“Doing Time with Literacy Narratives.” Pedagogy: Critical Approaches to Teaching Literature, Language, Composition, and Culture 14.1 (2014): 137-60.
“Transnational Literate Lives: An Emerging Research Methodology for a Globalized World,” with Cynthia L. Selfe, Gail E. Hawisher, Shafinaz Ahmed, Vanessa Rouillon, Gorjana Kisa, and Mirza Nurdic. Practicing Research in Writing Studies: Reflexive and Ethically Responsible Research. Ed. Katrina Powell and Pamela Takayoshi. New York: Hampton Press, 2012. 385-408.
Transnational Literate Lives in Digital Times, with Gail E. Hawisher and Cynthia L. Selfe. Logan, UT: Computers and Composition Digital Press/Utah State University Press, 2012.
“Moving Images of Literacy in a Transnational World,” with Gail E. Hawisher, Hannah Kyung Lee, Cynthia L. Selfe, and Synne Skjulstad. Computers and Composition Online. Fall 2010.
“Sustaining Scholarly Efforts: Balancing Tradition and Change,” with Cynthia L. Selfe and Gail E. Hawisher. Technological Ecologies and Sustainability. Ed. Dànielle N. DeVoss, Heidi A. McKee, and Richard Selfe. Logan, UT: Computers and Composition Digital Press/Utah State University Press, 2009.
“Ubiquitous Writing and Learning: Digital Media as Tools for Reflection and Research on Literate Activity,” with Gail E. Hawisher, Paul Prior, Amber Buck, Steven E. Gump, Cory Holding, Hannah Lee, Christa Olson, and Janine Solberg. Ubiquitous Learning. Ed. Bill Cope and Mary Kalantzis. Urbana: University of Illinois Press, 2009. 254-64.

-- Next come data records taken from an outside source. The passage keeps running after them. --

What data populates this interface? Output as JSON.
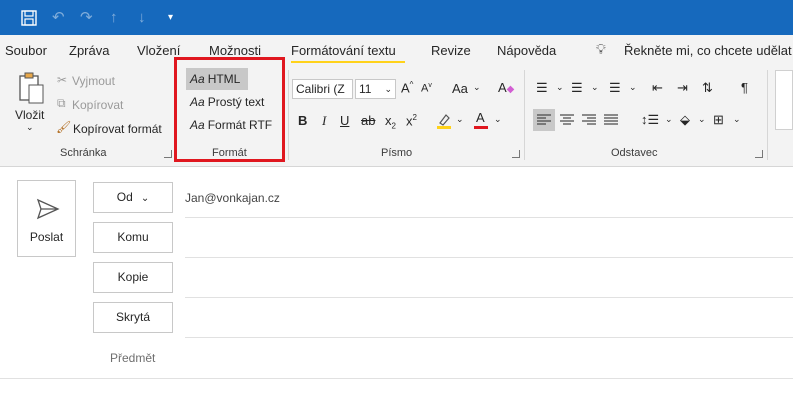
{
  "quick_access": {
    "save_icon": "save-icon",
    "undo_icon": "undo-icon",
    "redo_icon": "redo-icon",
    "up_icon": "arrow-up-icon",
    "down_icon": "arrow-down-icon",
    "customize_icon": "customize-icon"
  },
  "tabs": [
    {
      "label": "Soubor"
    },
    {
      "label": "Zpráva"
    },
    {
      "label": "Vložení"
    },
    {
      "label": "Možnosti"
    },
    {
      "label": "Formátování textu",
      "active": true
    },
    {
      "label": "Revize"
    },
    {
      "label": "Nápověda"
    }
  ],
  "tell_me": "Řekněte mi, co chcete udělat",
  "ribbon": {
    "clipboard": {
      "group_label": "Schránka",
      "paste_label": "Vložit",
      "cut_label": "Vyjmout",
      "copy_label": "Kopírovat",
      "format_painter_label": "Kopírovat formát"
    },
    "format": {
      "group_label": "Formát",
      "aa": "Aa",
      "html_label": "HTML",
      "plain_label": "Prostý text",
      "rtf_label": "Formát RTF"
    },
    "font": {
      "group_label": "Písmo",
      "font_name": "Calibri (Z",
      "font_size": "11",
      "bold": "B",
      "italic": "I",
      "underline": "U",
      "strike": "ab",
      "subscript": "x",
      "superscript": "x",
      "grow": "A",
      "shrink": "A",
      "case": "Aa",
      "font_color": "A",
      "font_color_hex": "#e0171f",
      "highlight_hex": "#ffd21a"
    },
    "paragraph": {
      "group_label": "Odstavec",
      "pilcrow": "¶"
    }
  },
  "compose": {
    "send_label": "Poslat",
    "from_label": "Od",
    "from_value": "Jan@vonkajan.cz",
    "to_label": "Komu",
    "cc_label": "Kopie",
    "bcc_label": "Skrytá",
    "subject_label": "Předmět"
  },
  "colors": {
    "titlebar": "#1669bd",
    "highlight_box": "#e0171f",
    "active_tab_underline": "#ffd21a"
  }
}
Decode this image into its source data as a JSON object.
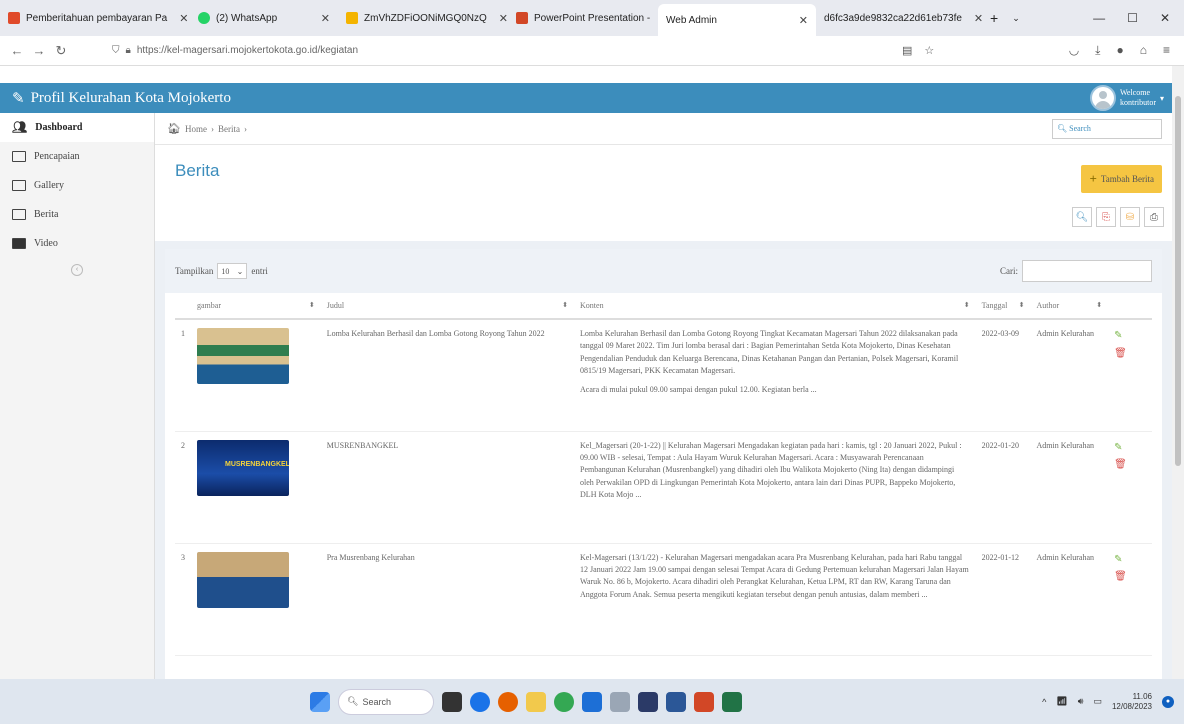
{
  "browser": {
    "tabs": [
      {
        "label": "Pemberitahuan pembayaran Pa",
        "color": "#e04a2a"
      },
      {
        "label": "(2) WhatsApp",
        "color": "#25d366"
      },
      {
        "label": "ZmVhZDFiOONiMGQ0NzQ",
        "color": "#f4b400"
      },
      {
        "label": "PowerPoint Presentation -",
        "color": "#d24726"
      },
      {
        "label": "Web Admin",
        "color": "#ffffff"
      },
      {
        "label": "d6fc3a9de9832ca22d61eb73fe",
        "color": "#888888"
      }
    ],
    "url": "https://kel-magersari.mojokertokota.go.id/kegiatan"
  },
  "app": {
    "brand": "Profil Kelurahan Kota Mojokerto",
    "user_line1": "Welcome",
    "user_line2": "kontributor"
  },
  "sidebar": {
    "items": [
      {
        "label": "Dashboard"
      },
      {
        "label": "Pencapaian"
      },
      {
        "label": "Gallery"
      },
      {
        "label": "Berita"
      },
      {
        "label": "Video"
      }
    ]
  },
  "breadcrumb": {
    "home": "Home",
    "current": "Berita",
    "search_placeholder": "Search"
  },
  "page": {
    "title": "Berita",
    "add_button": "Tambah Berita"
  },
  "table": {
    "show_label": "Tampilkan",
    "show_value": "10",
    "entries_label": "entri",
    "search_label": "Cari:",
    "headers": [
      "gambar",
      "Judul",
      "Konten",
      "Tanggal",
      "Author"
    ],
    "rows": [
      {
        "no": "1",
        "title": "Lomba Kelurahan Berhasil dan Lomba Gotong Royong Tahun 2022",
        "content": "Lomba Kelurahan Berhasil dan Lomba Gotong Royong Tingkat Kecamatan Magersari Tahun 2022 dilaksanakan pada tanggal 09 Maret 2022. Tim Juri lomba berasal dari : Bagian Pemerintahan Setda Kota Mojokerto, Dinas Kesehatan Pengendalian Penduduk dan Keluarga Berencana, Dinas Ketahanan Pangan dan Pertanian, Polsek Magersari, Koramil 0815/19 Magersari, PKK Kecamatan Magersari.",
        "content2": "Acara di mulai pukul 09.00 sampai dengan pukul 12.00. Kegiatan berla ...",
        "date": "2022-03-09",
        "author": "Admin Kelurahan"
      },
      {
        "no": "2",
        "title": "MUSRENBANGKEL",
        "content": "Kel_Magersari (20-1-22) || Kelurahan Magersari Mengadakan kegiatan pada hari : kamis, tgl : 20 Januari 2022, Pukul : 09.00 WIB - selesai, Tempat : Aula Hayam Wuruk Kelurahan Magersari. Acara : Musyawarah Perencanaan Pembangunan Kelurahan (Musrenbangkel) yang dihadiri oleh Ibu Walikota Mojokerto (Ning Ita) dengan didampingi oleh Perwakilan OPD di Lingkungan Pemerintah Kota Mojokerto, antara lain dari Dinas PUPR, Bappeko Mojokerto, DLH Kota Mojo ...",
        "content2": "",
        "date": "2022-01-20",
        "author": "Admin Kelurahan"
      },
      {
        "no": "3",
        "title": "Pra Musrenbang Kelurahan",
        "content": "Kel-Magersari (13/1/22) - Kelurahan Magersari mengadakan acara Pra Musrenbang Kelurahan, pada hari Rabu tanggal 12 Januari 2022 Jam 19.00 sampai dengan selesai Tempat Acara di Gedung Pertemuan kelurahan Magersari Jalan Hayam Waruk No. 86 b, Mojokerto. Acara dihadiri oleh Perangkat Kelurahan, Ketua LPM, RT dan RW, Karang Taruna dan Anggota Forum Anak. Semua peserta mengikuti kegiatan tersebut dengan penuh antusias, dalam memberi ...",
        "content2": "",
        "date": "2022-01-12",
        "author": "Admin Kelurahan"
      }
    ],
    "thumb_text": "MUSRENBANGKEL"
  },
  "taskbar": {
    "search": "Search",
    "time": "11.06",
    "date": "12/08/2023"
  }
}
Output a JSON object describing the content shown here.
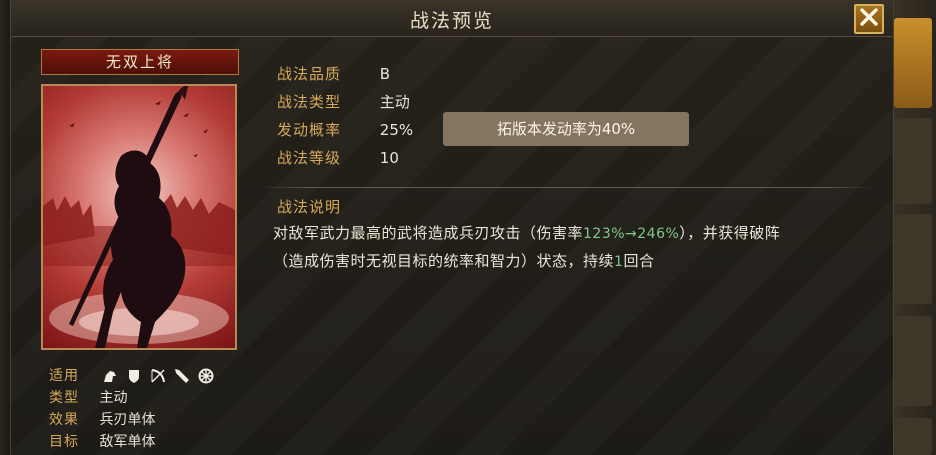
{
  "window": {
    "title": "战法预览"
  },
  "card": {
    "name": "无双上将"
  },
  "info": {
    "apply_label": "适用",
    "apply_icons": [
      "horse-icon",
      "shield-icon",
      "bow-icon",
      "spear-icon",
      "wheel-icon"
    ],
    "type_label": "类型",
    "type_value": "主动",
    "effect_label": "效果",
    "effect_value": "兵刃单体",
    "target_label": "目标",
    "target_value": "敌军单体"
  },
  "attributes": [
    {
      "label": "战法品质",
      "value": "B"
    },
    {
      "label": "战法类型",
      "value": "主动"
    },
    {
      "label": "发动概率",
      "value": "25%"
    },
    {
      "label": "战法等级",
      "value": "10"
    }
  ],
  "notice": "拓版本发动率为40%",
  "description": {
    "title": "战法说明",
    "line1_before": "对敌军武力最高的武将造成兵刃攻击（伤害率",
    "line1_highlight": "123%→246%",
    "line1_after": "），并获得破阵",
    "line2_before": "（造成伤害时无视目标的统率和智力）状态，持续",
    "line2_highlight": "1",
    "line2_after": "回合"
  },
  "colors": {
    "accent_gold": "#d6a85a",
    "highlight_green": "#7ec98a",
    "notice_bg": "#857560",
    "card_red": "#b23a34"
  }
}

“Critical Remediation: Locating Eliza.” Kairos: Rhetoric, Technology, and Pedagogy 11 (2007): http://kairos.technorhetoric.net/11.3/index.html.
“Re-situating and Re-mediating the Canons: A Cultural-Historical Remapping of Rhetorical Activity,” with Paul Prior, Janine Solberg, Hannah Bellwoar, Bill Chewning, Karen Lunsford, Liz Rohan, Kevin Roozen, Mary Sheridan-Rabideau, Jody Shipka, Derek Van Ittersum, and Joyce Walker. Kairos: Rhetoric, Technology, and Pedagogy 11 (2007): http://kairos.technorhetoric.net/11.3/index.html.
In 2014, Patrick received the Composition and Cultural Rhetoric Faculty Mentorship Award, and in 2016, he received the Meredith Teaching Recognition Award at Syracuse University.
Below are some of the graduate and undergraduate courses he has taught at Syracuse University:
CCR 632: Composition Pedagogy (for English TAs), Fall 2015, Fall 2016
CCR 611: Composition Histories and Theories, Fall 2011
CCR 611: Composition Histories, Theories, and Networks, Spring 2016
CCR 632: Composition On and Off the Page, Fall 2013
CCR 732: Literate Lives, Digital Times, Spring 2013
WRT 105: Practices of Academic Writing, Fall 2015
WRT 114: Writing Culture, Creative Nonfiction, Fall 2016
WRT 205:Critical Research and Inquiry, Spring 2012
WRT 302: Digital Writing, "Digitally Composed," Fall 2012
WRT 307: Professional WRiting, Fall 2012
WRT 340: Advanced Editing Studio, Intertext, Spring 2012-Present
WRT 400: Rhetorical Listening and Composition, Fall 2013
WRT 400: Writing with Videoa and Across Media, Fall 2011
WRT 413: Rhetoric and Ethics, Fall 2014